Find and copy each line of the data that includes "visible".
START Supplied material
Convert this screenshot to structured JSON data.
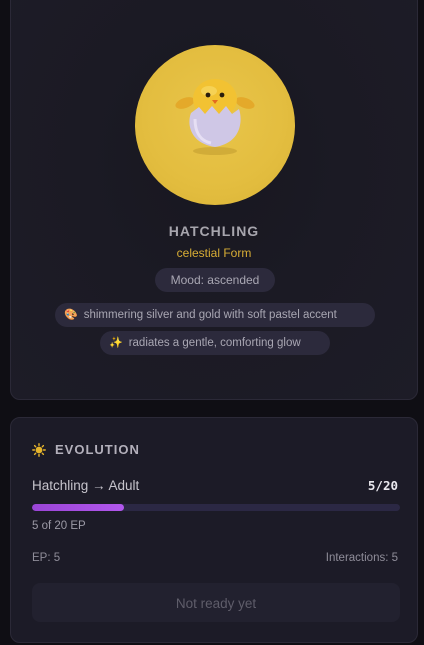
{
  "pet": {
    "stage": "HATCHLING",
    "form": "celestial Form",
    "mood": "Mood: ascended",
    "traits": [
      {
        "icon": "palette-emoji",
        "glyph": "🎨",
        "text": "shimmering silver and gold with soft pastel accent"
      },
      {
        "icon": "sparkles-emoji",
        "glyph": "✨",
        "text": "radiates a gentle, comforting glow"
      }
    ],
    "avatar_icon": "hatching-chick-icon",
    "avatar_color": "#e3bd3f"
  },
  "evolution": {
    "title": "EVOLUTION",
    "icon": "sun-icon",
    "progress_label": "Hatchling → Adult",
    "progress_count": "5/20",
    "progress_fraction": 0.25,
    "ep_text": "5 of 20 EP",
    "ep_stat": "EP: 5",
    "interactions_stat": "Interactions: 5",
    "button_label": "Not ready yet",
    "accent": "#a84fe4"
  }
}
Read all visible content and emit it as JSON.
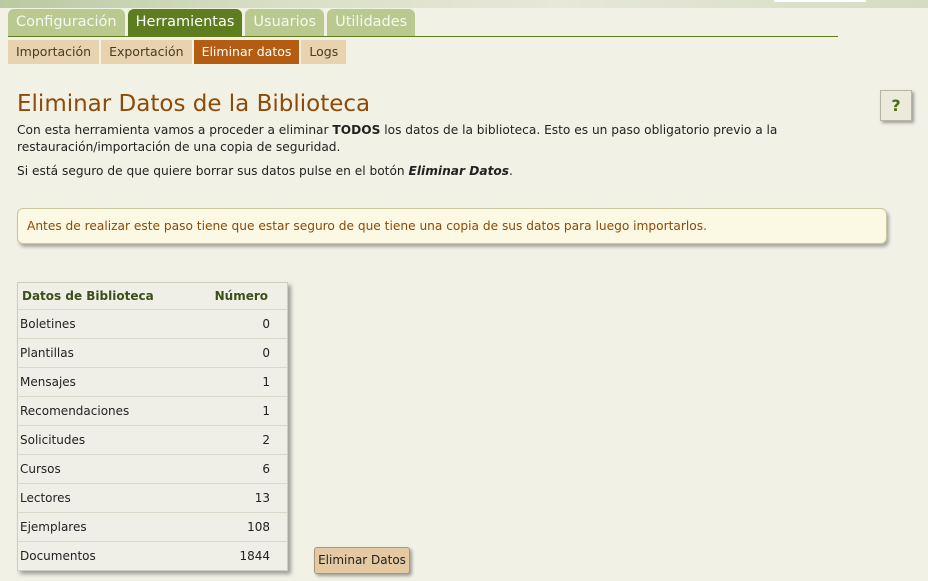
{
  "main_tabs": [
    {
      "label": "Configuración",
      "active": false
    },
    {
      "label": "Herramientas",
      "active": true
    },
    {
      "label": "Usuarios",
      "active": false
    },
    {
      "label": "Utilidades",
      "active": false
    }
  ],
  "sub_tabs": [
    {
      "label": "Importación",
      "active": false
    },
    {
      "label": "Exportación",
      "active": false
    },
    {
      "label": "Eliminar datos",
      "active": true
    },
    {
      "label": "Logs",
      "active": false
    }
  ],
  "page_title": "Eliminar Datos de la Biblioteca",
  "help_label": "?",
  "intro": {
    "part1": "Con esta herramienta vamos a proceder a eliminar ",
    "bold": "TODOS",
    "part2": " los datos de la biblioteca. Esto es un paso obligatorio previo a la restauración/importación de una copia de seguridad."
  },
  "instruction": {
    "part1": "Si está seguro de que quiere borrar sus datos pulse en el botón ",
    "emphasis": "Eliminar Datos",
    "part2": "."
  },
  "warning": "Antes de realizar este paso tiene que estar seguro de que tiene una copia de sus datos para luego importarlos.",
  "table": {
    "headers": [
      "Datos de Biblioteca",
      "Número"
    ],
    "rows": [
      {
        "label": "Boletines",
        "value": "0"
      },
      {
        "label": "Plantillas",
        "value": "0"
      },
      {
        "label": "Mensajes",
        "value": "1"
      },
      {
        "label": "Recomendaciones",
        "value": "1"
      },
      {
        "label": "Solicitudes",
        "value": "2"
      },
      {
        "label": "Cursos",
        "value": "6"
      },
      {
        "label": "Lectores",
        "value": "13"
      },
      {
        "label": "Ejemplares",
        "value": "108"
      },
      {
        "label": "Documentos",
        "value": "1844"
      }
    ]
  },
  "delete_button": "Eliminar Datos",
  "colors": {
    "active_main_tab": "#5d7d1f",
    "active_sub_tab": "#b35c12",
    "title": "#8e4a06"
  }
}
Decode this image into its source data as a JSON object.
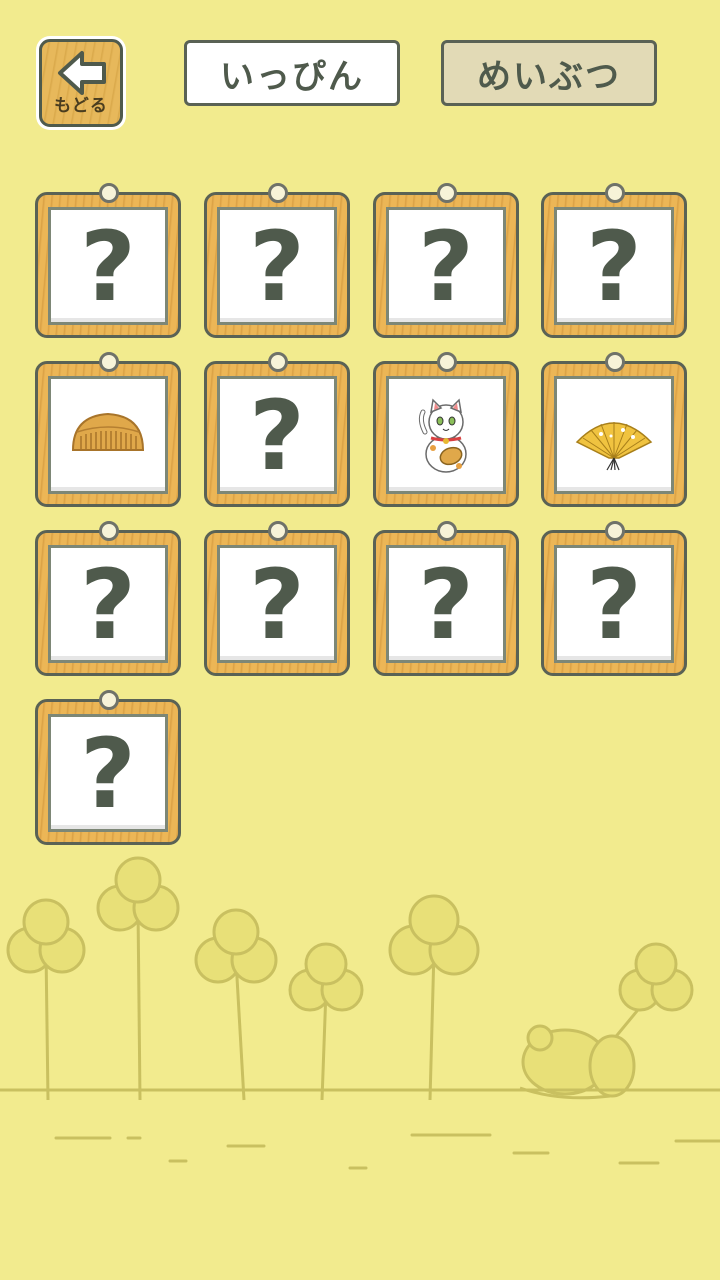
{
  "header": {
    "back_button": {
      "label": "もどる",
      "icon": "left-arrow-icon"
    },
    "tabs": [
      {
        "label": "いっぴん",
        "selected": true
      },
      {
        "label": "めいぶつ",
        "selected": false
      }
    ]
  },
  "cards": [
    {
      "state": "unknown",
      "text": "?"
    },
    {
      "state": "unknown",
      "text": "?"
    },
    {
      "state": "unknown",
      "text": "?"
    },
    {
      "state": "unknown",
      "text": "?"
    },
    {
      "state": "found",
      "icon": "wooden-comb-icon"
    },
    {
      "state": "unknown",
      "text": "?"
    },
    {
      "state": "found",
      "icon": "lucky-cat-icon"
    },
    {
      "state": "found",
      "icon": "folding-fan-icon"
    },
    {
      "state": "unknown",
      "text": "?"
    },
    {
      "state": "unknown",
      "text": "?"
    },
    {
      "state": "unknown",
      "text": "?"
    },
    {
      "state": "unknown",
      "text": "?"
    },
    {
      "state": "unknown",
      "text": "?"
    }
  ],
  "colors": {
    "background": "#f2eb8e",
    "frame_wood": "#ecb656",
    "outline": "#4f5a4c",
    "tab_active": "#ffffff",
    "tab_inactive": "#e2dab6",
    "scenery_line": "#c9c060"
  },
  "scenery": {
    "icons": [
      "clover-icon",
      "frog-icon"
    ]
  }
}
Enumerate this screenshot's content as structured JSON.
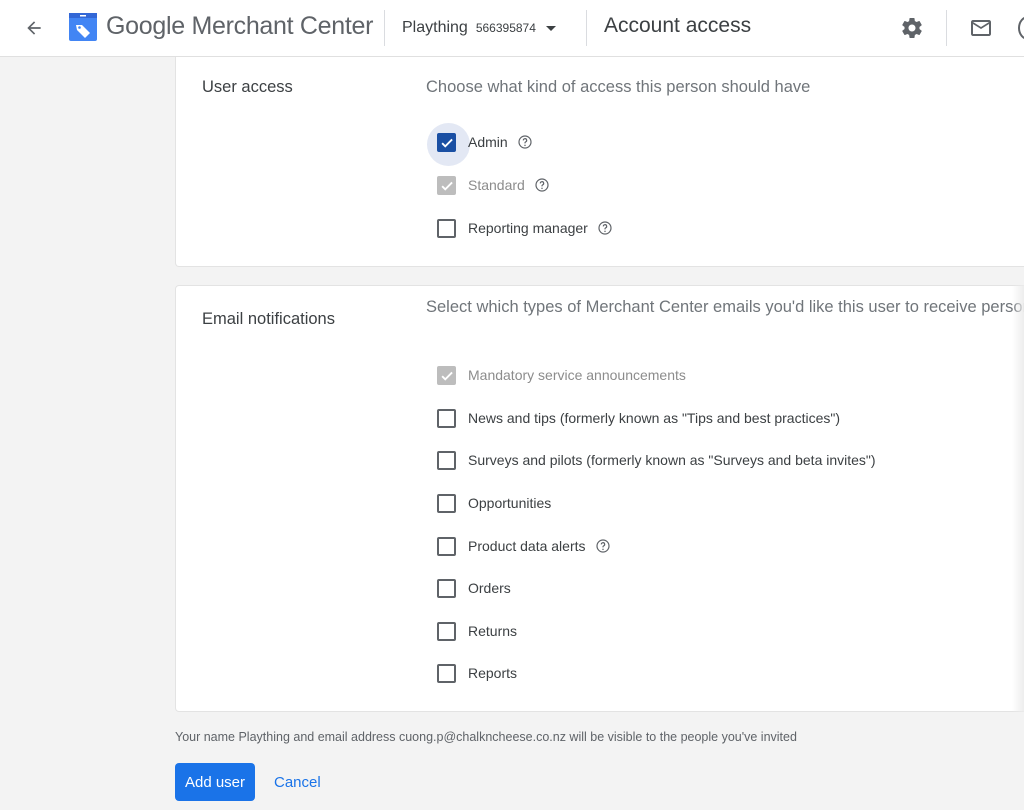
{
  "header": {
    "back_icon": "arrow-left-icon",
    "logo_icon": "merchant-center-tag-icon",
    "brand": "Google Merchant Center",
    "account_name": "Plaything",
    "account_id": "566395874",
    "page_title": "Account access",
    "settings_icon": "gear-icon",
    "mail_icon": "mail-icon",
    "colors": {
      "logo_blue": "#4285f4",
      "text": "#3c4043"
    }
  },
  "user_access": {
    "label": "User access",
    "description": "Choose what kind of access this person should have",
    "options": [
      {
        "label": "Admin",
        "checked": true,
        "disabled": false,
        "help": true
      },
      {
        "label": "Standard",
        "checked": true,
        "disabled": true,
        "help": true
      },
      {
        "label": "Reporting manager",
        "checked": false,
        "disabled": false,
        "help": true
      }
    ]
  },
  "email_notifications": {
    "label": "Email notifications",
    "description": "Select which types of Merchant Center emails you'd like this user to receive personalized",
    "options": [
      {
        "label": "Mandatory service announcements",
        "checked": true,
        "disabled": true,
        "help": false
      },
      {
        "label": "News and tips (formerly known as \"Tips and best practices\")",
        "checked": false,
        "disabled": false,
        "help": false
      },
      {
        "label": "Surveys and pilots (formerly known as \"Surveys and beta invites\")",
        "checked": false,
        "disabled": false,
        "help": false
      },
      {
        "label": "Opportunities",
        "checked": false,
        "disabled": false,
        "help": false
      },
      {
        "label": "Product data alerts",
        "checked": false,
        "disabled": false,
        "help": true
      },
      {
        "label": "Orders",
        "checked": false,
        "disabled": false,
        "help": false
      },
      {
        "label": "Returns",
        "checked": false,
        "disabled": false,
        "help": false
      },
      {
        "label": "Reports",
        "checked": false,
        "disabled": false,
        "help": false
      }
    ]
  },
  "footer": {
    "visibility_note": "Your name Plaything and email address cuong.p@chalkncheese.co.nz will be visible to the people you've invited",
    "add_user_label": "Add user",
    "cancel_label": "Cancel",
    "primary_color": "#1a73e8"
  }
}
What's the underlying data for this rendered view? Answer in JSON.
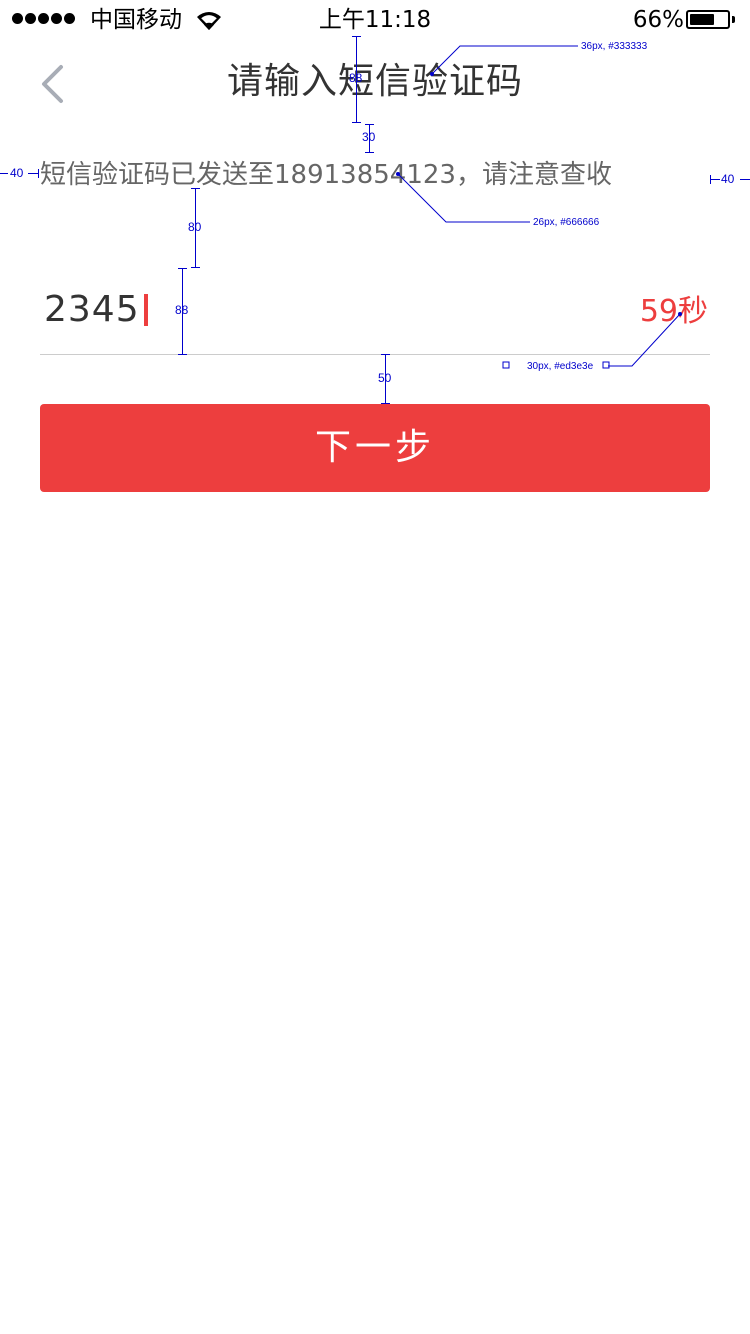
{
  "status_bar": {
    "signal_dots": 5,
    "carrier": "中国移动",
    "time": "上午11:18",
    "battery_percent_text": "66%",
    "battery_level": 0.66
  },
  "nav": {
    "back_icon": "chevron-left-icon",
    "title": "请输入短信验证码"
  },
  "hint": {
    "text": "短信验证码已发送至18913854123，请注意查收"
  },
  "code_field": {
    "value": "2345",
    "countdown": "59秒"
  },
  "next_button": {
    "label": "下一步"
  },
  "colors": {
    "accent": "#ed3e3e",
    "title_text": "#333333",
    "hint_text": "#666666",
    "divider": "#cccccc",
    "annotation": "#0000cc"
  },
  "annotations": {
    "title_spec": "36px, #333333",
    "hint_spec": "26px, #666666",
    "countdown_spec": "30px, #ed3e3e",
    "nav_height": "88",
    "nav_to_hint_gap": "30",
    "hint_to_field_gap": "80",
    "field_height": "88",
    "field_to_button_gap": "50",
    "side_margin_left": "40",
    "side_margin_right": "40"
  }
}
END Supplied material
Output below:
Read all visible content and emit it as JSON.
    "visibility_note": "Your name Plaything and email address cuong.p@chalkncheese.co.nz will be visible to the people you've invited",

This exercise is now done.